What is expected: Search each line below for "caption", then return the lines where it appears.

[Records from a dataset]
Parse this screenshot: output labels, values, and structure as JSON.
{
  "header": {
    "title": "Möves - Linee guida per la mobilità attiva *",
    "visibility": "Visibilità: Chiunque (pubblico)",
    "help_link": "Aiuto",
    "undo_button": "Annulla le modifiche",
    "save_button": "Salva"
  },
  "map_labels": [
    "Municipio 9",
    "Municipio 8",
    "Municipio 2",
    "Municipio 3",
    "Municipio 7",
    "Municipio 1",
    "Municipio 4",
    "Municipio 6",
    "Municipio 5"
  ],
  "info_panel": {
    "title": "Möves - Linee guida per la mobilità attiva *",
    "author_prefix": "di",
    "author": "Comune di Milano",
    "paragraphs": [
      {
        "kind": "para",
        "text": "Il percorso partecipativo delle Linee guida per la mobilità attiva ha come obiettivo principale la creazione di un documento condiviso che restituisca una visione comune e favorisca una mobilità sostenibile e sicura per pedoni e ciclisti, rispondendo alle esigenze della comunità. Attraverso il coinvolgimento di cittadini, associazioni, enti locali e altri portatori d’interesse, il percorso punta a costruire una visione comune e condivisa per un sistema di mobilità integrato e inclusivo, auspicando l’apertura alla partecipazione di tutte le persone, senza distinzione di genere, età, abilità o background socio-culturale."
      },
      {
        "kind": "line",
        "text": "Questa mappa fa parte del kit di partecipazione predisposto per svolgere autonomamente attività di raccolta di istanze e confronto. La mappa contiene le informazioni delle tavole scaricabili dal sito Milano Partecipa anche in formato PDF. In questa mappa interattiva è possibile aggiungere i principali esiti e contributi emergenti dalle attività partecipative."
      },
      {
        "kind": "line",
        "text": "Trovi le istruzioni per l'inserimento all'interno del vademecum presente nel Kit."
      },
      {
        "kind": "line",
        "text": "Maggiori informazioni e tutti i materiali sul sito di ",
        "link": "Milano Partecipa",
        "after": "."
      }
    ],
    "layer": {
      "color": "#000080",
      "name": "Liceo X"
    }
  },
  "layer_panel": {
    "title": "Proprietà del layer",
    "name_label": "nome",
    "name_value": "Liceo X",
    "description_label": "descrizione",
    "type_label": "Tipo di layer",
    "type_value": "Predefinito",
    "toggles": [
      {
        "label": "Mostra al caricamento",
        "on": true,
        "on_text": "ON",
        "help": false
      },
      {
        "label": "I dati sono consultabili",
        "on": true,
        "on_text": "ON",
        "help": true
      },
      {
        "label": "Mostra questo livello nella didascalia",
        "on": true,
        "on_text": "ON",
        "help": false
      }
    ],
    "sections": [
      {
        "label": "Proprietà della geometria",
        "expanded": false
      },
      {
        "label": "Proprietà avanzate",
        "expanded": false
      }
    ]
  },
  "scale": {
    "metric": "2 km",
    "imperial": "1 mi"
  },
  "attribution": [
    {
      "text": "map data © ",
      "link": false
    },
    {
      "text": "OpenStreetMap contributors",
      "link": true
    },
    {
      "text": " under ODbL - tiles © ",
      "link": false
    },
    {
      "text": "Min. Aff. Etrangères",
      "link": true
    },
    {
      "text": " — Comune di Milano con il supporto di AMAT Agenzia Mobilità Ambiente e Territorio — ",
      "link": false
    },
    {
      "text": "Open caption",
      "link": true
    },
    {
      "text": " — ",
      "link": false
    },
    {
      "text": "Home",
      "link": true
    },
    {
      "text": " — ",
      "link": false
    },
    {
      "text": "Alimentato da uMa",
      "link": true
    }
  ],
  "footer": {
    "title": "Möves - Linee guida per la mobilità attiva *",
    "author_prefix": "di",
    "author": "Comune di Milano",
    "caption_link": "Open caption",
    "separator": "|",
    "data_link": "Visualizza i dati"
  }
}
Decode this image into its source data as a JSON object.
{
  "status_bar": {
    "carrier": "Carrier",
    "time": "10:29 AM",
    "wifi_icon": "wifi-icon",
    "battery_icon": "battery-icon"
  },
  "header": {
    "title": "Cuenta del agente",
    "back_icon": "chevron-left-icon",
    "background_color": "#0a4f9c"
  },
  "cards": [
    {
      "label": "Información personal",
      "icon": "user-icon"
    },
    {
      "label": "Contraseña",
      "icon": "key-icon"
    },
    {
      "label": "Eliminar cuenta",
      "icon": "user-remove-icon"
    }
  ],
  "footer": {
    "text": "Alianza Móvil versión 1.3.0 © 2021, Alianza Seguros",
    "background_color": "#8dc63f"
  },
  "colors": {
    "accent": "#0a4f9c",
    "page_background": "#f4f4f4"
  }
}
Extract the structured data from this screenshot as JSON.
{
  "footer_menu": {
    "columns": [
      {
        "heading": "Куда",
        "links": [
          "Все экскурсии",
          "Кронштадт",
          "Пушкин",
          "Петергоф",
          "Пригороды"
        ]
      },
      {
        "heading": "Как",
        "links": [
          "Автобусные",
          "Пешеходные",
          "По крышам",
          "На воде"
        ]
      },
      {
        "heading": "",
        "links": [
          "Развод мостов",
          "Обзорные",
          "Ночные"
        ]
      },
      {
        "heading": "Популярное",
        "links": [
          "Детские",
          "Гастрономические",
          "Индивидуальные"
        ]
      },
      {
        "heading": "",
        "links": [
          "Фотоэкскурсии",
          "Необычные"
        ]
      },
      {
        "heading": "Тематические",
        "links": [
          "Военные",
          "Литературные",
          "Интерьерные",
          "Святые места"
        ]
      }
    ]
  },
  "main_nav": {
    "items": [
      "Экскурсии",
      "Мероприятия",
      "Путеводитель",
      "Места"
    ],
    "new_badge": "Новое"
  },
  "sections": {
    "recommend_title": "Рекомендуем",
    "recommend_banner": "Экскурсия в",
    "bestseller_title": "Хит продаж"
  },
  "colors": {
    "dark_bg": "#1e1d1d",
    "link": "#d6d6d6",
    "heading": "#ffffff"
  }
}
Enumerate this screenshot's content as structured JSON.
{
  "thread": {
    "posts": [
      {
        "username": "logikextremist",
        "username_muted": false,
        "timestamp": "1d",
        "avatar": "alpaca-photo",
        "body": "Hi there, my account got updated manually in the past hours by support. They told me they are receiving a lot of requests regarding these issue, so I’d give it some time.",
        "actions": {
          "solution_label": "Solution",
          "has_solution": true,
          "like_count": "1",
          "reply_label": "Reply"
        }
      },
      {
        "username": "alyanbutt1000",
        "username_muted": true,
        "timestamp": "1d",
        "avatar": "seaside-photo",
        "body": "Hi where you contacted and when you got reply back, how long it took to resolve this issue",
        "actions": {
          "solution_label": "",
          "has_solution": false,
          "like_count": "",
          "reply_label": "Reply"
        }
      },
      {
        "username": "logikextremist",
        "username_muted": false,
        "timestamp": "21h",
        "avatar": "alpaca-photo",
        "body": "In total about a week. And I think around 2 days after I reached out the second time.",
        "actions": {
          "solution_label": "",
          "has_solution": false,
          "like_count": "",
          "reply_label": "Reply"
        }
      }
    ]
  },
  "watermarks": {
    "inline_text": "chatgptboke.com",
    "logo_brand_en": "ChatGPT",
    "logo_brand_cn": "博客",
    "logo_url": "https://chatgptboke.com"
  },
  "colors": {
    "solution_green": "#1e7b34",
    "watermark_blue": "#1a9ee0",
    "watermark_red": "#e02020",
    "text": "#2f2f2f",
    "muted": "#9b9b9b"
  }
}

Expected output:
      "text": "Open caption",
    "caption_link": "Open caption",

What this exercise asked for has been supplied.